Epictetus, Honesty, and the Front-End vs. Back-End Debate

To be clear, Our Code is a blog I created to help other women of color learn to code. Once in a while though, I will give you all a glimpse in my journey to becoming a programmer. Here’s what I’ve been grappling internally with:

I frequently read Epictetus for advice. His canon of philosophical writings guide me in checking my ego, building confidence, and making sound decisions.  This morning, I came across this quote from an English interpretation of The Art of Living:

“The life of wisdom, like anything else, demands its price. You may, in following it, be ridiculed and even end up with the worst of everything in all parts of your public life, including your career, your social standing, and your legal position in the courts.

Once you have given due consideration to all of the constituent details that compose the effort to live the higher life, venture forth with your utmost effort. Make the necessary sacrifices that are the price for the worthiest goals: freedom, even-mindedness, and tranquility. If, however, upon honestly appraising your mettle, you are not fit or ready, free yourself from delusion and tread a different, more realistic road.

If you try to be something you’re not or strive for something completely beyond your present capacities, you end up as a pathetic dabbler..”

What I concluded from this passage is that we must be honest with ourselves when assessing our knowledge, skills, and abilities.  I want to become a great programmer, but I started off convinced that web design was the quickest way to enter the tech industry as a practitioner.  After teaching myself HTLML5, CSS3, and JavaScript, I created a less than stellar portfolio of work.  In a rush to be decent, I learned the easiest design protocols and languages without actually developing original pieces that didn’t rely on code blocks or UI kits.

After 2 years, I realized that I just wasn’t that creative.  My lack of enthusiasm for grids, color schemes, fonts, and other graphic design knick-knacks left me frustrated when completing projects.  This weakness deterred me from taking web design seriously, becoming the sort of “dabbler” Epictetus warns against.  I had to take a step back and see if this was the route I wanted to take.

So, I started life-mapping by creating a series of lists.  I wrote down my strengths and weaknesses in one list, my interest in the another, and compared both to a list of current job trends and hiring practices in tech.  What I came to know about myself after the exercise could be summed up with 4 observations:

1.  I like writing code.  Though design is easy, I’m passionate about developing my skills in Java and C languages.

2.  I don’t care what a website looks like, nor who uses it, just as long as it functions correctly and performs efficiently.

3.  I love solving problems.  Studying algorithms and learning to write my own is one of the only reasons why I haven’t completely given up on my online classes.

4.  I enjoy trouble-shooting.  I don’t have to create the program in order to use it and come up with spiffy ways to make it better.  De-bugging and repair doesn’t bother me.

In conclusion, I’m definitely a back-end chick.  This realization also came with the heavy truth that I have a long way to go before I become a serious programmer in the more foundational languages.  More work for me…

One could argue that if I devoted more time to design technique, I could be great at it.  However, I’m glad that I’m being honest with myself in the respect where I rather not spend my time in that area.  I’m not good at design and no longer find pleasure in it, and that’s okay.
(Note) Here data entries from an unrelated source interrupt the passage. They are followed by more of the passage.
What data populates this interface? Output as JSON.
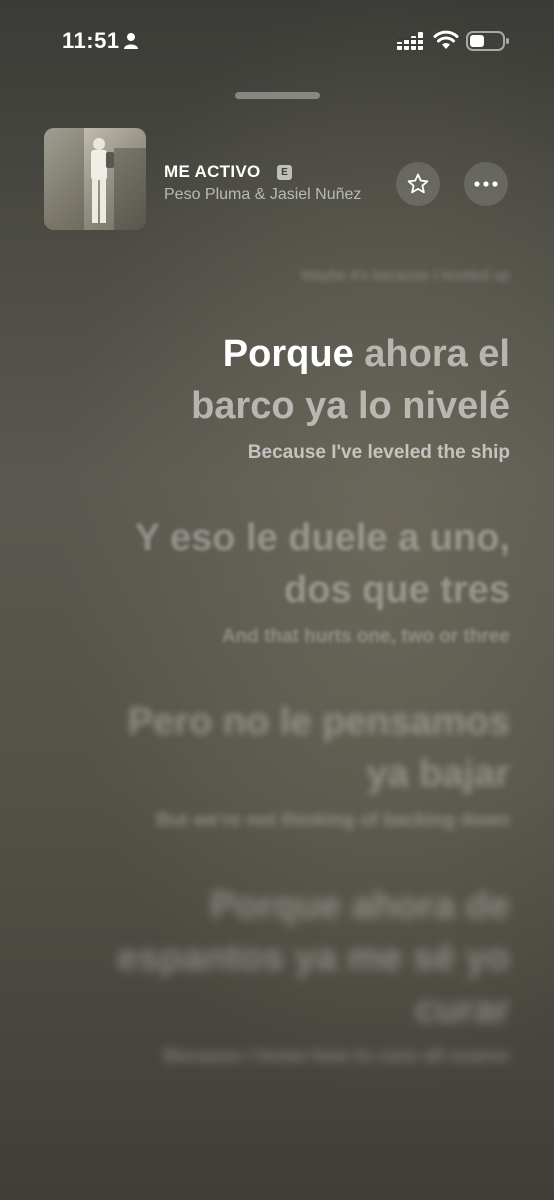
{
  "status_bar": {
    "time": "11:51",
    "icons": [
      "person-icon",
      "cellular-signal-icon",
      "wifi-icon",
      "battery-icon"
    ]
  },
  "now_playing": {
    "title": "ME ACTIVO",
    "explicit_badge": "E",
    "artist": "Peso Pluma & Jasiel Nuñez",
    "favorite_icon": "star-icon",
    "more_icon": "ellipsis-icon"
  },
  "lyrics": {
    "previous_translation": "Maybe it's because I leveled up",
    "current": {
      "sung": "Porque",
      "rest": " ahora el barco ya lo nivelé",
      "translation": "Because I've leveled the ship"
    },
    "upcoming": [
      {
        "line": "Y eso le duele a uno, dos que tres",
        "translation": "And that hurts one, two or three"
      },
      {
        "line": "Pero no le pensamos ya bajar",
        "translation": "But we're not thinking of backing down"
      },
      {
        "line": "Porque ahora de espantos ya me sé yo curar",
        "translation": "Because I know how to cure all scares"
      }
    ]
  },
  "colors": {
    "background_top": "#3a3b36",
    "background_mid": "#5a5850",
    "highlight_text": "#ffffff"
  }
}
I know enough in the future to communicate with contractors, who I will undoubtedly have to work closely with.